Influence vs Manipulation

This week I was interviewed on a podcast where we talked about influence. One of the questions sparked a conversation around the difference between influence and manipulation. The truth is, while the connotations between these two words are extreme, the difference is subtle. There is an important warning to us as leaders when we purposely use emotions and feelings to influence.  We must check our motivations and desired outcomes.  If our motivations are selfish or our desired outcomes are self-centered, we will find ourselves manipulating not influencing. The fundamental difference between manipulation and influence is intent – intent based in principles of honesty, fairness, and benefit.  If we are honest in our intentions, fair with our expectations, and ensure that outcomes are mutually beneficial, we can be confident in our efforts to influence. I had an interesting experience following a speech that brought this distinction into clear view. After speaking
Continue Reading

What Are Employees Four Basic Needs?

  Last week I spoke at an Employee Benefits Summit that was focused on employee engagement.   I shared a message about how a leader’s approach impacts the commitment & engagement of their people.   I also sat in on some of the other sessions and in one particular session on employee engagement a lot of the research out of the Gallup Poll was shared. One of the key takeaways from the Gallup studies was The Four Basic Needs of Employees.   While we might think these center around fair compensation, flexible schedules, great benefits or a number of very tangible indicators, the research shows that the four basic needs are very intangible: Trust Compassion Stability Hope When I look at this list my mind goes directly to the thought that all four of these needs are met by good leadership. Partnering with your people builds trust, allows you to
Continue Reading

People Learn What They Live and They Live What They Learn

This week I was introduced to a poem that struck a cord with me. As a father I believe this is a powerful lesson for parents. But as a leader and a leadership coach, I think the same principles apply. Last week on my blog I talked about how Leadership & Parenting is similar (Read Here) The truth is we are leading big kids and all people live what they learn and they learn what they live. As you read this poem – I want you to think about how you are leading.   Children Learn What They Live By Dorothy Law Nolte, Ph.D. If children live with criticism, they learn to condemn. If children live with hostility, they learn to fight. If children live with fear, they learn to be apprehensive. If children live with pity, they learn to feel sorry for themselves. If children live with ridicule, they
Continue Reading

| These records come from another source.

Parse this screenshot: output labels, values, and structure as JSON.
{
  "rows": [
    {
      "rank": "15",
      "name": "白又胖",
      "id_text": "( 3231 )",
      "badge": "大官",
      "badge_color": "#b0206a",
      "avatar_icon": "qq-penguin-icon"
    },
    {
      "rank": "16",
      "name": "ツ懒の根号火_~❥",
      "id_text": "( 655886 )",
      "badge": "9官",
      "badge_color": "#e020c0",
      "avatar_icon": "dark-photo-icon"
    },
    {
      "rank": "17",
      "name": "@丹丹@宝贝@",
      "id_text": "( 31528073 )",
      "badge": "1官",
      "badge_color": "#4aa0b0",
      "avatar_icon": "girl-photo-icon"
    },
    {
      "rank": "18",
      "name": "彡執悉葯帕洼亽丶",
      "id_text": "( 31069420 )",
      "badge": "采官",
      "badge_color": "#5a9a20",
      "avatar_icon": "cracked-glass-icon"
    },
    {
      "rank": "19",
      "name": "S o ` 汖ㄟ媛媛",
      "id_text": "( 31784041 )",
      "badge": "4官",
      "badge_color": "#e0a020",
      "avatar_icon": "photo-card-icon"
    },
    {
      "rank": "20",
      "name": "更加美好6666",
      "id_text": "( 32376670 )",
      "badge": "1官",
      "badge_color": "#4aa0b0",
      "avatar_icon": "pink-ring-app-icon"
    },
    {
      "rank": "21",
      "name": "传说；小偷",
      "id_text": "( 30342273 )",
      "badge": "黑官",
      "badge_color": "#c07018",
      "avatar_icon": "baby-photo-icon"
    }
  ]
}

Parents & Leaders Do 3 Things

  I have four kids. They are 13,11,9 & 6. For my career I speak to companies & write books on leadership. The more I think about it – they are the same thing. Parents & Leaders do three things. Parents help their kids feel: 1. Safe 2. Loved 3. Empowered to reach their potential Leaders help their people feel: 1. Safe 2. Loved 3. Empowered to reach their potential That’s easier said than done but at its core that is it. To help your people feel safe they need to feel important, heard, understood & a part. To feel loved they need to feel like you (their leader) care about them. That you know them. That you think about them. That you listen to them. To feel empowered they need to be taught & trained. They need to be given the opportunity to stretch & to grow – To
Continue Reading

Three Roles of the Entrepreneur

Yesterday I was watching Shark Tank and Daniel Lubetzky, the founder of Kind Bars, was a guest shark. In one of the discussions, he shared something very insightful. He said there are three roles of an entrepreneur. The first is the Creative. First, entrepreneurs need to create their product or service. They brainstorm and determine how to solve problems. The second role is Critic. I think many entrepreneurs miss this phase. They need to be the biggest critic to their plan. Play devil’s advocate. Try to poke holes in it in order to create the best product/service/plan. The third role is Crusader. Once you have a solid approach, your role changes to crusader. You become the most devoted, passionate crusader of your cause and that is what creates momentum and a movement. I’m a big believer that in order to be successful in today’s world we need to think like
Continue Reading